A whirlwind visit by some of the country’s top diplomats on Friday to typhoon-hit areas undergoing reconstruction in the south drew the ire of residents because the visitors only made a quick circuit of the community while remaining on their buses.
A resident surnamed Hung (洪) said he saw three buses head into the “Kaohsiung Shanlin Tzu Chi Great Love Village,” (高雄杉林慈濟大愛園區) where 752 households live in permanent housing, at about noon on Friday and leave after slowly driving in a loop around the village.
“Had they been sincere in extending their concern to victims, they would have gotten off the buses,” said Hung, who moved to the village from Liouguei (六龜), which suffered severe damage during floods caused by Typhoon Morakot two years ago.
Some residents, who were not aware of the visit beforehand, wondered who the visitors were and described them as “bad-mannered” for touring typhoon victims’ housing as if it were a sightseeing spot, only to later find out that they were the heads of the nation’s overseas diplomatic missions and representative offices.
Some residents drew an analogy between the group’s visit and a trip to the zoo.
The visit by 81 representatives and diplomats, who gathered in Taipei earlier this week for a three-day meeting, came at the request of President Ma Ying-jeou (馬英九).
According to the Ministry of Foreign Affairs, the trip was scheduled so that diplomats could keep abreast of the country’s post-Morakot reconstruction efforts and so that they could thank foreign officials for their help when they return to their posts.
The visit was also organized so the diplomats could learn how the typhoon victims had recovered and rebuilt their lives, which could provide a model for Taiwan’s humanitarian aid to other countries, the ministry added.
At about 11:40am on Friday, the diplomats arrived in three buses at the village hall where they were briefed on reconstruction work as they had lunch. This was followed by the bus tour of the village’s permanent housing.
The buses then took the diplomats to Younglin Organic Farm (永齡有機農場), which is about 800m from the Great Love Village and was developed to help typhoon victims learn about organic farming as a way of making a living, where they were given a 20-minute briefing.

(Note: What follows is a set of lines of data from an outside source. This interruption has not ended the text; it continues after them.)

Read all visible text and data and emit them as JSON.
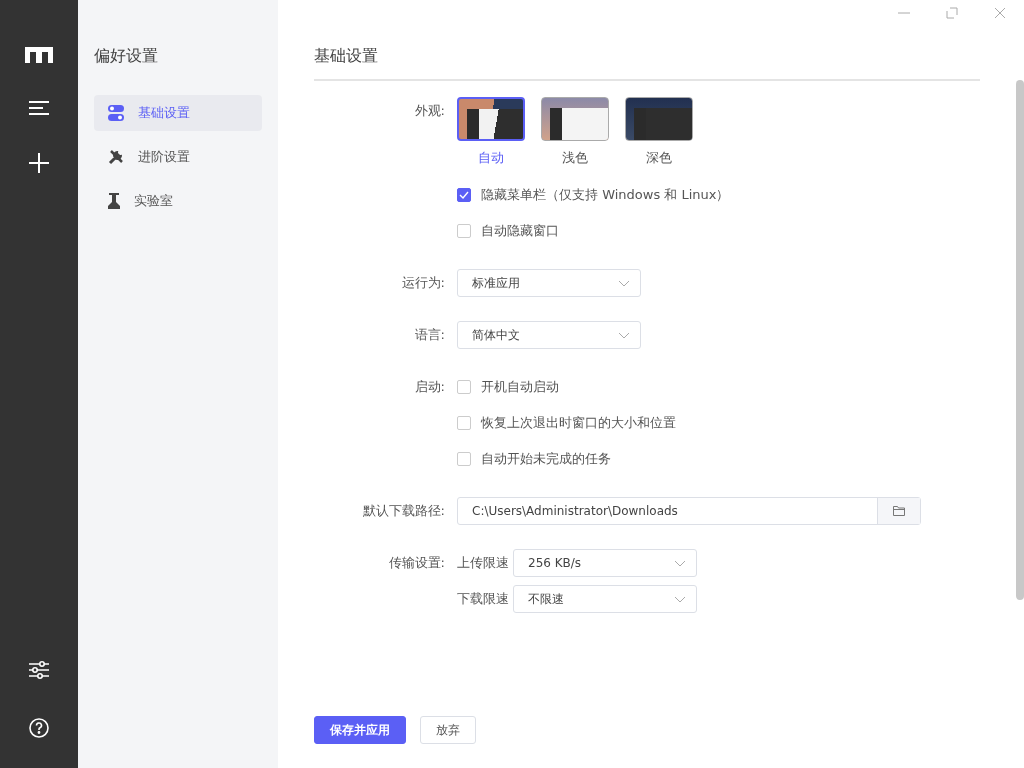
{
  "sidebar": {
    "title": "偏好设置",
    "items": [
      {
        "label": "基础设置",
        "kind": "toggles",
        "selected": true
      },
      {
        "label": "进阶设置",
        "kind": "tools",
        "selected": false
      },
      {
        "label": "实验室",
        "kind": "flask",
        "selected": false
      }
    ]
  },
  "main": {
    "title": "基础设置",
    "settings": [
      {
        "kind": "appearance",
        "label": "外观:",
        "themes": [
          {
            "label": "自动",
            "kind": "auto",
            "selected": true
          },
          {
            "label": "浅色",
            "kind": "light",
            "selected": false
          },
          {
            "label": "深色",
            "kind": "dark",
            "selected": false
          }
        ],
        "options": [
          {
            "label": "隐藏菜单栏（仅支持 Windows 和 Linux）",
            "checked": true
          },
          {
            "label": "自动隐藏窗口",
            "checked": false
          }
        ]
      },
      {
        "kind": "select",
        "label": "运行为:",
        "value": "标准应用"
      },
      {
        "kind": "select",
        "label": "语言:",
        "value": "简体中文"
      },
      {
        "kind": "checks",
        "label": "启动:",
        "options": [
          {
            "label": "开机自动启动",
            "checked": false
          },
          {
            "label": "恢复上次退出时窗口的大小和位置",
            "checked": false
          },
          {
            "label": "自动开始未完成的任务",
            "checked": false
          }
        ]
      },
      {
        "kind": "path",
        "label": "默认下载路径:",
        "value": "C:\\Users\\Administrator\\Downloads"
      },
      {
        "kind": "transfer",
        "label": "传输设置:",
        "limits": [
          {
            "label": "上传限速",
            "value": "256 KB/s"
          },
          {
            "label": "下载限速",
            "value": "不限速"
          }
        ]
      }
    ]
  },
  "footer": {
    "buttons": [
      {
        "label": "保存并应用",
        "primary": true
      },
      {
        "label": "放弃",
        "primary": false
      }
    ]
  }
}
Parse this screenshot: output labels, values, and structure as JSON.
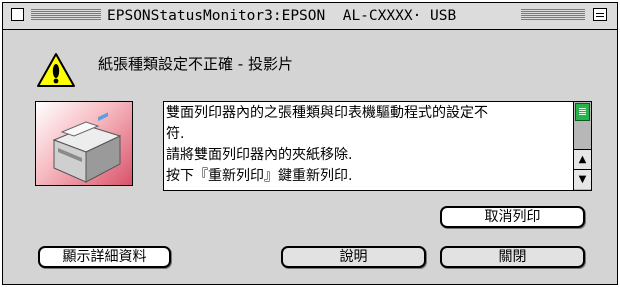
{
  "window": {
    "title_latin": "EPSONStatusMonitor3:EPSON",
    "title_model": "AL-CXXXX",
    "title_sep": "·",
    "title_port": "USB"
  },
  "alert": {
    "title": "紙張種類設定不正確 - 投影片",
    "lines": [
      "雙面列印器內的之張種類與印表機驅動程式的設定不",
      "符.",
      "請將雙面列印器內的夾紙移除.",
      "按下『重新列印』鍵重新列印."
    ]
  },
  "buttons": {
    "cancel_print": "取消列印",
    "show_details": "顯示詳細資料",
    "help": "說明",
    "close": "關閉"
  },
  "colors": {
    "scroll_thumb": "#27b24a",
    "warning_yellow": "#ffff00"
  },
  "icons": [
    "close-box-icon",
    "zoom-box-icon",
    "warning-icon",
    "printer-icon",
    "scroll-up-arrow-icon",
    "scroll-down-arrow-icon"
  ]
}
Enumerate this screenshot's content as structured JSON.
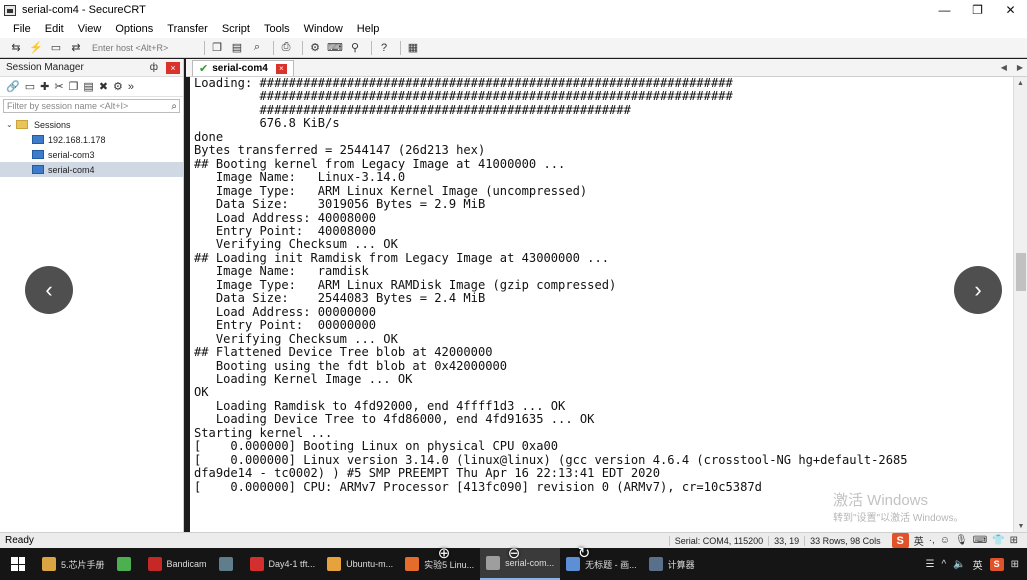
{
  "window": {
    "title": "serial-com4 - SecureCRT",
    "controls": [
      "—",
      "❐",
      "✕"
    ]
  },
  "menu": [
    "File",
    "Edit",
    "View",
    "Options",
    "Transfer",
    "Script",
    "Tools",
    "Window",
    "Help"
  ],
  "toolbar": {
    "host_placeholder": "Enter host <Alt+R>",
    "icons_left": [
      "connect-icon",
      "quick-connect-icon",
      "disconnect-icon",
      "reconnect-icon"
    ],
    "icons_right": [
      "copy-icon",
      "paste-icon",
      "find-icon",
      "print-icon",
      "settings-icon",
      "keymap-icon",
      "filter-icon",
      "help-icon",
      "script-icon"
    ]
  },
  "session_manager": {
    "title": "Session Manager",
    "pin": "ф",
    "close": "×",
    "filter_placeholder": "Filter by session name <Alt+I>",
    "tree": {
      "root": "Sessions",
      "items": [
        "192.168.1.178",
        "serial-com3",
        "serial-com4"
      ],
      "selected": "serial-com4"
    }
  },
  "tab": {
    "label": "serial-com4",
    "check": "✔",
    "close": "×"
  },
  "terminal": {
    "lines": [
      "Loading: #################################################################",
      "         #################################################################",
      "         ###################################################",
      "         676.8 KiB/s",
      "done",
      "Bytes transferred = 2544147 (26d213 hex)",
      "## Booting kernel from Legacy Image at 41000000 ...",
      "   Image Name:   Linux-3.14.0",
      "   Image Type:   ARM Linux Kernel Image (uncompressed)",
      "   Data Size:    3019056 Bytes = 2.9 MiB",
      "   Load Address: 40008000",
      "   Entry Point:  40008000",
      "   Verifying Checksum ... OK",
      "## Loading init Ramdisk from Legacy Image at 43000000 ...",
      "   Image Name:   ramdisk",
      "   Image Type:   ARM Linux RAMDisk Image (gzip compressed)",
      "   Data Size:    2544083 Bytes = 2.4 MiB",
      "   Load Address: 00000000",
      "   Entry Point:  00000000",
      "   Verifying Checksum ... OK",
      "## Flattened Device Tree blob at 42000000",
      "   Booting using the fdt blob at 0x42000000",
      "   Loading Kernel Image ... OK",
      "OK",
      "   Loading Ramdisk to 4fd92000, end 4ffff1d3 ... OK",
      "   Loading Device Tree to 4fd86000, end 4fd91635 ... OK",
      "",
      "Starting kernel ...",
      "",
      "[    0.000000] Booting Linux on physical CPU 0xa00",
      "[    0.000000] Linux version 3.14.0 (linux@linux) (gcc version 4.6.4 (crosstool-NG hg+default-2685",
      "dfa9de14 - tc0002) ) #5 SMP PREEMPT Thu Apr 16 22:13:41 EDT 2020",
      "[    0.000000] CPU: ARMv7 Processor [413fc090] revision 0 (ARMv7), cr=10c5387d"
    ]
  },
  "watermark": {
    "line1": "激活 Windows",
    "line2": "转到\"设置\"以激活 Windows。"
  },
  "statusbar": {
    "ready": "Ready",
    "connection": "Serial: COM4, 115200",
    "cursor": "33, 19",
    "size": "33 Rows, 98 Cols",
    "ime": [
      "英",
      "·,",
      "☺",
      "🎙",
      "⌨",
      "👕",
      "⊞"
    ]
  },
  "taskbar": {
    "items": [
      {
        "label": "5.芯片手册",
        "color": "#d9a441"
      },
      {
        "label": "",
        "color": "#4caf50"
      },
      {
        "label": "Bandicam",
        "color": "#c62828"
      },
      {
        "label": "",
        "color": "#607d8b"
      },
      {
        "label": "Day4-1 tft...",
        "color": "#d32f2f"
      },
      {
        "label": "Ubuntu-m...",
        "color": "#e6a23c"
      },
      {
        "label": "实验5 Linu...",
        "color": "#e66c2c"
      },
      {
        "label": "serial-com...",
        "color": "#9e9e9e"
      },
      {
        "label": "无标题 - 画...",
        "color": "#5d8fd6"
      },
      {
        "label": "计算器",
        "color": "#5a6f8a"
      }
    ],
    "active_index": 7,
    "tray": [
      "☰",
      "^",
      "🔈",
      "英",
      "S",
      "⊞"
    ]
  },
  "overlay": {
    "prev": "‹",
    "next": "›",
    "zoom_in": "⊕",
    "zoom_out": "⊖",
    "rotate": "↻"
  }
}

Following this, the buses headed to another newly built community for victims from Siaolin Village (小林) in Greater Kaohsiung, one of the areas hardest hit by Morakot.

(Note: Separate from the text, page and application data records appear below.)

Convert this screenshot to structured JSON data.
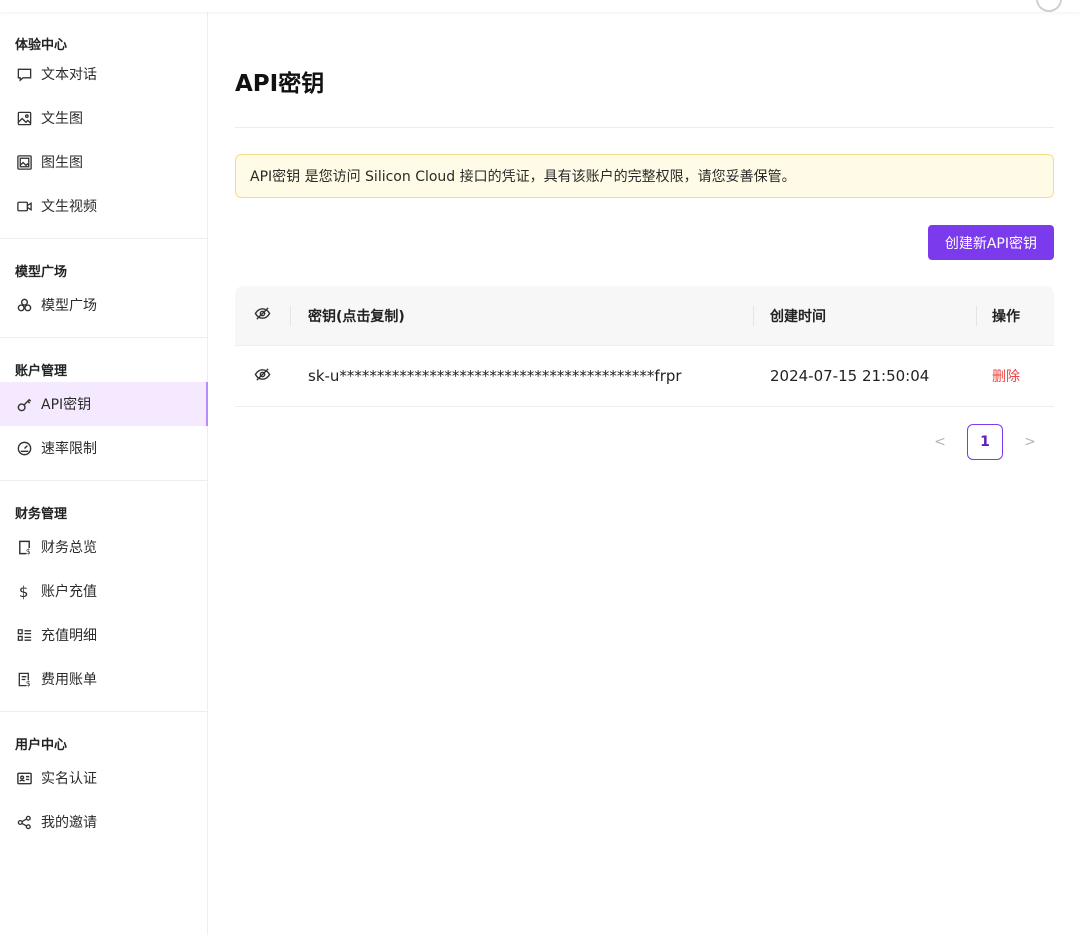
{
  "sidebar": {
    "groups": [
      {
        "title": "体验中心",
        "items": [
          {
            "label": "文本对话",
            "icon": "chat-bubble-icon"
          },
          {
            "label": "文生图",
            "icon": "image-icon"
          },
          {
            "label": "图生图",
            "icon": "image-to-image-icon"
          },
          {
            "label": "文生视频",
            "icon": "video-camera-icon"
          }
        ]
      },
      {
        "title": "模型广场",
        "items": [
          {
            "label": "模型广场",
            "icon": "cubes-icon"
          }
        ]
      },
      {
        "title": "账户管理",
        "items": [
          {
            "label": "API密钥",
            "icon": "key-icon",
            "active": true
          },
          {
            "label": "速率限制",
            "icon": "gauge-icon"
          }
        ]
      },
      {
        "title": "财务管理",
        "items": [
          {
            "label": "财务总览",
            "icon": "billing-doc-icon"
          },
          {
            "label": "账户充值",
            "icon": "dollar-icon"
          },
          {
            "label": "充值明细",
            "icon": "list-detail-icon"
          },
          {
            "label": "费用账单",
            "icon": "invoice-icon"
          }
        ]
      },
      {
        "title": "用户中心",
        "items": [
          {
            "label": "实名认证",
            "icon": "id-card-icon"
          },
          {
            "label": "我的邀请",
            "icon": "share-icon"
          }
        ]
      }
    ]
  },
  "main": {
    "title": "API密钥",
    "notice": "API密钥 是您访问 Silicon Cloud 接口的凭证，具有该账户的完整权限，请您妥善保管。",
    "create_button": "创建新API密钥",
    "table": {
      "headers": {
        "key": "密钥(点击复制)",
        "created": "创建时间",
        "action": "操作"
      },
      "rows": [
        {
          "key": "sk-u******************************************frpr",
          "created": "2024-07-15 21:50:04",
          "action": "删除"
        }
      ]
    },
    "pagination": {
      "current_page": "1",
      "prev": "<",
      "next": ">"
    }
  },
  "colors": {
    "accent": "#7c3aed",
    "active_bg": "#f4e9ff",
    "notice_bg": "#fffbe6",
    "notice_border": "#f5dd86",
    "danger": "#ef4444"
  }
}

The journey to the reconstruction areas ended at 2:40pm.
While some of the diplomats said the itinerary was too rushed and left them no time to visit the permanent housing, most kept quiet when asked whether their visit to the villages without interacting with residents would be negatively perceived.
Speaking to reporters, Ambassador to Belize David Wu (吳建國) said they did not get off the buses because the schedule was tight, but he did get a sense of the rebuilding efforts from the briefings.

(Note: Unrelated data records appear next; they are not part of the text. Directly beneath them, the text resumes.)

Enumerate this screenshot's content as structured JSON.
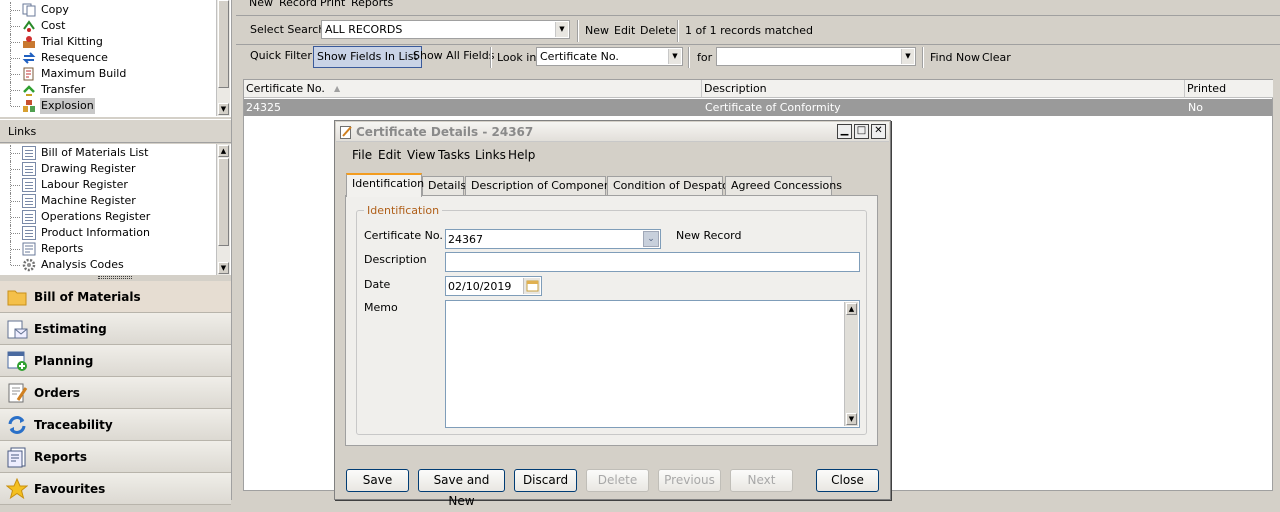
{
  "nav_tree": {
    "items": [
      {
        "label": "Copy",
        "icon": "copy-icon"
      },
      {
        "label": "Cost",
        "icon": "cost-icon"
      },
      {
        "label": "Trial Kitting",
        "icon": "trial-kitting-icon"
      },
      {
        "label": "Resequence",
        "icon": "resequence-icon"
      },
      {
        "label": "Maximum Build",
        "icon": "maximum-build-icon"
      },
      {
        "label": "Transfer",
        "icon": "transfer-icon"
      },
      {
        "label": "Explosion",
        "icon": "explosion-icon"
      }
    ]
  },
  "links": {
    "header": "Links",
    "items": [
      {
        "label": "Bill of Materials List"
      },
      {
        "label": "Drawing Register"
      },
      {
        "label": "Labour Register"
      },
      {
        "label": "Machine Register"
      },
      {
        "label": "Operations Register"
      },
      {
        "label": "Product Information"
      },
      {
        "label": "Reports"
      },
      {
        "label": "Analysis Codes"
      }
    ]
  },
  "nav_buttons": [
    {
      "label": "Bill of Materials"
    },
    {
      "label": "Estimating"
    },
    {
      "label": "Planning"
    },
    {
      "label": "Orders"
    },
    {
      "label": "Traceability"
    },
    {
      "label": "Reports"
    },
    {
      "label": "Favourites"
    }
  ],
  "menubar": {
    "new": "New",
    "record": "Record",
    "print": "Print",
    "reports": "Reports"
  },
  "search_bar": {
    "select_search_label": "Select Search",
    "select_search_value": "ALL RECORDS",
    "new": "New",
    "edit": "Edit",
    "delete": "Delete",
    "matched": "1 of 1 records matched"
  },
  "filter_bar": {
    "quick_filter": "Quick Filter",
    "show_fields_in_list": "Show Fields In List",
    "show_all_fields": "Show All Fields",
    "look_in_label": "Look in",
    "look_in_value": "Certificate No.",
    "for_label": "for",
    "for_value": "",
    "find_now": "Find Now",
    "clear": "Clear"
  },
  "grid": {
    "columns": [
      "Certificate No.",
      "Description",
      "Printed"
    ],
    "rows": [
      [
        "24325",
        "Certificate of Conformity",
        "No"
      ]
    ]
  },
  "dialog": {
    "title": "Certificate Details - 24367",
    "menu": [
      "File",
      "Edit",
      "View",
      "Tasks",
      "Links",
      "Help"
    ],
    "tabs": [
      "Identification",
      "Details",
      "Description of Components",
      "Condition of Despatch",
      "Agreed Concessions"
    ],
    "group_title": "Identification",
    "certificate_label": "Certificate No.",
    "certificate_value": "24367",
    "new_record": "New Record",
    "description_label": "Description",
    "description_value": "",
    "date_label": "Date",
    "date_value": "02/10/2019",
    "memo_label": "Memo",
    "memo_value": "",
    "buttons": {
      "save": "Save",
      "save_and_new": "Save and New",
      "discard": "Discard",
      "delete": "Delete",
      "previous": "Previous",
      "next": "Next",
      "close": "Close"
    }
  }
}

“[To get a more in-depth understanding,] we might need to read more materials afterward,” Wu said.
Ambassador to Haiti Liu Bang-zyh (劉邦治) said he did not have a chance to take a look at the interior of the permanent housing.
Wang Ming-yao (王明耀), a resident of the Great Love Village, said the diplomats would have gained just a superficial understanding about people’s experiences during the post-disaster reconstruction through such a cursory trip.